DAY 512 - VOLCÁN COTOPAXI
Day 512 - Volcán Cotopaxi, Ecuador - 10258 km
After a few days in Quito I hit the road again with a lighter bike. My panniers with laptop, hard-disks, clothes and other heavy stuff I could miss for some days I shipped ahead to a town on the Pan-American highway. Just out of the city I pick up the mountain bike route (TEMBR) again which will lead through small villages on unpaved roads and around Cotopaxi. After 4 days I should be able to see my laptop again to back up my cameras, after which I will send it onwards south and cross the Pan-American highway to continue on the mountainbike route again through the mountains towards Crater lake Quilotoa. A far from straightforward route, but I’m not on these trails to make distance in a short time. I’m here to experience the rugged nature of the Andes. Be away from the heavy traffic and amongst the remote nature of the Andes and the native villages.
From Tumbaco (2350m) the cobblestone road goes up in the hills through small towns and villages, slowly leaving the urban sprawl of Quito behind.
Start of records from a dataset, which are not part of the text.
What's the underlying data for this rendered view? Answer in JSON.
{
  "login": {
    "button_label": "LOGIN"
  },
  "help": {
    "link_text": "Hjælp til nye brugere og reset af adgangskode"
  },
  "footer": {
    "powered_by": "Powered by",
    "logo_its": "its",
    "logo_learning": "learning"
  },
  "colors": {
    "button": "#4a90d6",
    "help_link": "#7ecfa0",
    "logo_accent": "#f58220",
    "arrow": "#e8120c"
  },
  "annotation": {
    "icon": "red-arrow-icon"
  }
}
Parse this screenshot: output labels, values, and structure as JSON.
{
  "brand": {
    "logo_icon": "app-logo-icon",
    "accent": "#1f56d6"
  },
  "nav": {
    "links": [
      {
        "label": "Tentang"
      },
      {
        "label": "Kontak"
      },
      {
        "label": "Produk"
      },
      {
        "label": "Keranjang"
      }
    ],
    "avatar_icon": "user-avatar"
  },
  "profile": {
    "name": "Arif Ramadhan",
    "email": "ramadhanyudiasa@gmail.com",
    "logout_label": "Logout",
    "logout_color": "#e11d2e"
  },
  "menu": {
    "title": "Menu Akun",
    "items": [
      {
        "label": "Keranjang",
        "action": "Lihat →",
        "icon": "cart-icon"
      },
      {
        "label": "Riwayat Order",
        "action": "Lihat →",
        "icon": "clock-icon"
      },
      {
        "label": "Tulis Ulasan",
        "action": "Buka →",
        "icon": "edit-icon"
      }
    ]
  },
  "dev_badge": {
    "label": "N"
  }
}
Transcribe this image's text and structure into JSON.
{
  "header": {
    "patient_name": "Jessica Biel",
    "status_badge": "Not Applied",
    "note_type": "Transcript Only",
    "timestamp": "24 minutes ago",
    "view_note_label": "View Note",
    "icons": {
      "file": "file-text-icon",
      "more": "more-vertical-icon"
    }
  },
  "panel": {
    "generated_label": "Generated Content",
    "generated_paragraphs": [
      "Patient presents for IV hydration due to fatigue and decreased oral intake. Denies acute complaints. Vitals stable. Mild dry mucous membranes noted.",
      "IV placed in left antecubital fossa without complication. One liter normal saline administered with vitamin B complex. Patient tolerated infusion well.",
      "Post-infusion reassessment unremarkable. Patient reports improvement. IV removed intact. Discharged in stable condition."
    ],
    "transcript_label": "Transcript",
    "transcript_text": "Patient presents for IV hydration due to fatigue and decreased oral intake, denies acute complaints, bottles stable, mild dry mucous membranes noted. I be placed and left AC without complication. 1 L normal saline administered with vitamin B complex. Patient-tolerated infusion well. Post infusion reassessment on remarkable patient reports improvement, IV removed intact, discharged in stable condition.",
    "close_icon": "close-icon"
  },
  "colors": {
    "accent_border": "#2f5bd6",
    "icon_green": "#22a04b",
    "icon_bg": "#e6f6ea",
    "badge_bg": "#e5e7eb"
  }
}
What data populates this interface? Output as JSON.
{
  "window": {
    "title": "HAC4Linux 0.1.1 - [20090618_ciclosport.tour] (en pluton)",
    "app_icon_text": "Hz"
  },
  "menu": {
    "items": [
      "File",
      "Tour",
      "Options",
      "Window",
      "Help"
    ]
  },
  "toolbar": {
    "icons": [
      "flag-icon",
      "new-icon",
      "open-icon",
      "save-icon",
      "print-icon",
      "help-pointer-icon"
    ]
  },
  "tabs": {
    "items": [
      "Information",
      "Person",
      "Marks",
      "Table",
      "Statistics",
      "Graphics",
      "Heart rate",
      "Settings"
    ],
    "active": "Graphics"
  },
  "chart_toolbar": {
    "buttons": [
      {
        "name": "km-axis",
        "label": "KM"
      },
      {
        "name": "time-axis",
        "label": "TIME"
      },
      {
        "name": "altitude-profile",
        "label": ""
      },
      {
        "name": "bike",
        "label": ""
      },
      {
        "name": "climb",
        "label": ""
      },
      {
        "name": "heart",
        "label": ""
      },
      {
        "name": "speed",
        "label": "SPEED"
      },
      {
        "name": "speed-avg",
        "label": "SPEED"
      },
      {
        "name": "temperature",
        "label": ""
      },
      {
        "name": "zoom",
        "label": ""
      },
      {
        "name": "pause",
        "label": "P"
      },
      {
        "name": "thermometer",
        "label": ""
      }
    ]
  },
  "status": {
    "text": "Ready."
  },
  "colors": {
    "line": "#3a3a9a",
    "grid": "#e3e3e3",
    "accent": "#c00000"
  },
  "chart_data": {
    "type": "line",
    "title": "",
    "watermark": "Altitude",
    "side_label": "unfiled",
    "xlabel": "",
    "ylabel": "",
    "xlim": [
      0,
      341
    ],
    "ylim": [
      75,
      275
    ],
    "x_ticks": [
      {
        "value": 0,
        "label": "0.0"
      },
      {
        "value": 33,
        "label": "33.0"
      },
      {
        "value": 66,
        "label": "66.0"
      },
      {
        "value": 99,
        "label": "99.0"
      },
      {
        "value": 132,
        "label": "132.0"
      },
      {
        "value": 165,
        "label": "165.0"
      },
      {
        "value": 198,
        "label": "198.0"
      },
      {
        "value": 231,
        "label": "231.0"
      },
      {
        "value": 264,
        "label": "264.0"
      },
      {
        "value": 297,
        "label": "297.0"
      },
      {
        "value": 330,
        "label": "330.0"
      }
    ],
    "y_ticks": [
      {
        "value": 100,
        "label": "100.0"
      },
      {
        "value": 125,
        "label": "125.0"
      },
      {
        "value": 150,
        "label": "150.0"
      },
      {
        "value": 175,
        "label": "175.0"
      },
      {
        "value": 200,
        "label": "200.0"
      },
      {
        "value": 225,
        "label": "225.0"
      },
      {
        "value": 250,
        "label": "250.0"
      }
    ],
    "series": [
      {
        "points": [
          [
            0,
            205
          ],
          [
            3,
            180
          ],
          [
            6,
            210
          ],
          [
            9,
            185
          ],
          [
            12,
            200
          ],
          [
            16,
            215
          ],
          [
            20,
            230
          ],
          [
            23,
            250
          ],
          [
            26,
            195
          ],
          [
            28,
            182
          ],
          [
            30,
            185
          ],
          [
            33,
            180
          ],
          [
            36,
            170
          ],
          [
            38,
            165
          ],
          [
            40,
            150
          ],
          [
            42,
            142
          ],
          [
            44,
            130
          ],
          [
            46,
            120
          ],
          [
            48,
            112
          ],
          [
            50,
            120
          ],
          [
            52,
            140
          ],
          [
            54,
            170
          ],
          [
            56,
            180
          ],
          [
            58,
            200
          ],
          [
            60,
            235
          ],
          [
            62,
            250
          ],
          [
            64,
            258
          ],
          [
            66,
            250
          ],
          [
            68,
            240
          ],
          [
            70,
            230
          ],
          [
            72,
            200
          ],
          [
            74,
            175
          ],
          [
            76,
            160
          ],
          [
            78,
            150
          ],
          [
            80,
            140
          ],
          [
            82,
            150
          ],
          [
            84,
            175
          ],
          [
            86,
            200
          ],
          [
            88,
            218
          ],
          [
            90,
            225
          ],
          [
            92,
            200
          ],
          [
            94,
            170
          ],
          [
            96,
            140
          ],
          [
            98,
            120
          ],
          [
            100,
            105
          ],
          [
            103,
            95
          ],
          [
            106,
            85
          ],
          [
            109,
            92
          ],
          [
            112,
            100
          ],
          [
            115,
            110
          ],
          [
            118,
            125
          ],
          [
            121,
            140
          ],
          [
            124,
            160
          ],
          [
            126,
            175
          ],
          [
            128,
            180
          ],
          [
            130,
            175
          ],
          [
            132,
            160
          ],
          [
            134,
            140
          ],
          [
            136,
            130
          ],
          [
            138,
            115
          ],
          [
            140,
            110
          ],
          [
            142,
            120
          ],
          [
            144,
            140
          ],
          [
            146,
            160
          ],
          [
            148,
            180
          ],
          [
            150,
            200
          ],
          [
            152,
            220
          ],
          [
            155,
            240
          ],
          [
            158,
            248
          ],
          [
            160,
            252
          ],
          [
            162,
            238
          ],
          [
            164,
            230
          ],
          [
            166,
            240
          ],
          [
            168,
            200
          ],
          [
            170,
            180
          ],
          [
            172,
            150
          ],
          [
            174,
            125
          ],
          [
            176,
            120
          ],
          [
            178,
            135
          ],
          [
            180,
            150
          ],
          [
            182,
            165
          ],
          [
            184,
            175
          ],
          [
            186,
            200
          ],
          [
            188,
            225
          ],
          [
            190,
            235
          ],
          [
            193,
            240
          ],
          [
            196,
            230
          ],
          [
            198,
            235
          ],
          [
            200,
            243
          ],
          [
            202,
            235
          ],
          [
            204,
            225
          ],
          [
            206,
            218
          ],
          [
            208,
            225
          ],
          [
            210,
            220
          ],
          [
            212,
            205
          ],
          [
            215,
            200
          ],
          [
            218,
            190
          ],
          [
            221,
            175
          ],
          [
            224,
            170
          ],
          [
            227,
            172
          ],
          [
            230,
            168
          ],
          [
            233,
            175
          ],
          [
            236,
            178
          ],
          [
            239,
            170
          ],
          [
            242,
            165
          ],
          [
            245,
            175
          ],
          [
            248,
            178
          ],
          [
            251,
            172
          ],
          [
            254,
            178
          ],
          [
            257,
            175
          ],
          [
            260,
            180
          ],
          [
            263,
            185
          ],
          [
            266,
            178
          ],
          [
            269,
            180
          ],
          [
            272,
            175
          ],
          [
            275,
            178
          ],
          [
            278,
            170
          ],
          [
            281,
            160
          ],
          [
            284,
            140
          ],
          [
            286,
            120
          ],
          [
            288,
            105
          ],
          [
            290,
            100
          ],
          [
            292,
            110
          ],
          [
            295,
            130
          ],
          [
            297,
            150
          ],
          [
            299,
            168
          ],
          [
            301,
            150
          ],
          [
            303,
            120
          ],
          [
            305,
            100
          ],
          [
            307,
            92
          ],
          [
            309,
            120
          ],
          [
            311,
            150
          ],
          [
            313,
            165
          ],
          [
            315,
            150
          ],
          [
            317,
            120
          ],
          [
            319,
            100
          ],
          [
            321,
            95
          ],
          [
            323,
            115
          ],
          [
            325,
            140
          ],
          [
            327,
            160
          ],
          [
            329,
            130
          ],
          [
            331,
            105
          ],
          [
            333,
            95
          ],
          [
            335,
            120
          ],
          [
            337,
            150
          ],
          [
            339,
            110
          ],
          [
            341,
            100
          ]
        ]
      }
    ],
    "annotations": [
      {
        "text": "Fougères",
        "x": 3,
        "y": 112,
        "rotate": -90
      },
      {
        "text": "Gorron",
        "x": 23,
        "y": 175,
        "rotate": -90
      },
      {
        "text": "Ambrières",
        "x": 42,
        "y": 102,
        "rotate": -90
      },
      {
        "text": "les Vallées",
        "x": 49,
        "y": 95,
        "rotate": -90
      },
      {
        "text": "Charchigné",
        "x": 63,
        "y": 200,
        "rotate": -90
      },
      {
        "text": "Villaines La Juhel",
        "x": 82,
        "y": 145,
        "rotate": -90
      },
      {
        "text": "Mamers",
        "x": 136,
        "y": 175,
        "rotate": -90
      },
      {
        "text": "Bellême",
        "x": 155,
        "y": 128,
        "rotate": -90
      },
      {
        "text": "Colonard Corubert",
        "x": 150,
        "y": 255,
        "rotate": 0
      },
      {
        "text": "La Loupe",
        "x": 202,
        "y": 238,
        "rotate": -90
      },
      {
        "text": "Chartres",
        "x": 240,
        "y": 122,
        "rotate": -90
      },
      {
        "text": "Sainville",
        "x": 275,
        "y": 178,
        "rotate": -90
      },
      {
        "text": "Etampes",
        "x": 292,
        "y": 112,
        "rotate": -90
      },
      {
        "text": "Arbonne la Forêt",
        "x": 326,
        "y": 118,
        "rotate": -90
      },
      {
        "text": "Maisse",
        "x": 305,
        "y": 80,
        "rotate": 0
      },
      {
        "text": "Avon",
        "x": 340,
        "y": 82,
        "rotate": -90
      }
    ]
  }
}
I camp along in village in a green canyon. At the end of day two I reach the refuge of Cotopaxi at 3900m. The landscape is bare and stretched out with páramo grass, the tree line far behind me. There’s a lodge with a restaurant where I stop for dinner and charge my devices. Inside are only Germans and French seniours who belong to a tour group climbing the volcano. After dinner I cycle into the cold night to set up my tent in the field. The soft green-white plains stretch out in front of me with in the nearby distance the volcano. Big black boulders are scattered around the field. It’s a beautiful cold night.
The next day I get on the trail, clockwise around Cotopaxi. While TEMBR shortcuts the volcano I’m on a different mountain bike route which is more challenging. This is the first time serious single trail for me, or even sometimes no trail at all. A different game. Although the bike is a lot lighter, progress is slower than on paved roads. 50km is a long day because of the terrain, altitude (all above 3500m) and some hike-a-bike sections, for example carrying the bike over a fence, or through a ditch or river. The sense of freedom in this landscape is incredible. The silence almost terrifying. Alone here means really alone. The only manmade thing is the vague notion of a trail ahead. But sometimes even that is gone and I just have to follow the valley and use a common sense of direction because sometimes the battery of my phone fails because of the low temperatures.
I often wonder ‘Can it get any worse?’ And because the terrain slowed me down so much: ‘do I have enough food with me?’ and ‘Will I have enough battery power on my phone to navigate?’ because the trail sometimes completely vanished. Fears that follow up by being impressed and becoming quiet by the beauty of this grand nature. I knew I had enough food, although sometimes not more than just bread and rice. I needed to let go and surrender to the landscape and solitude. Much a different situation than following the regular roads, which at some point always provide in food, shelter, electricity, connectivity.
There is one more pass to tackle, at 4200m the highest so far. I’m now south of the Volcano heading for the Pan-american highway. The grassland is soft and muddy. It’s almost impossible to cycle. Many stretches I have to walk and push. The altitude takes the oxygen from my lungs. A few kilometres takes me hours, dragging the bike through trenches, puddles and finally over the last hilltop. From here it’s easy. I pick up the dirt road again and let the bike roll down, through paramo, young pine tree forests and eventually farm land again. My friend Martina, whom I’d met in Quito has booked a room for me in an ancient family-owned Hacienda La Cienega where I take a good rest. This was really ‘away from it all’ for a few days.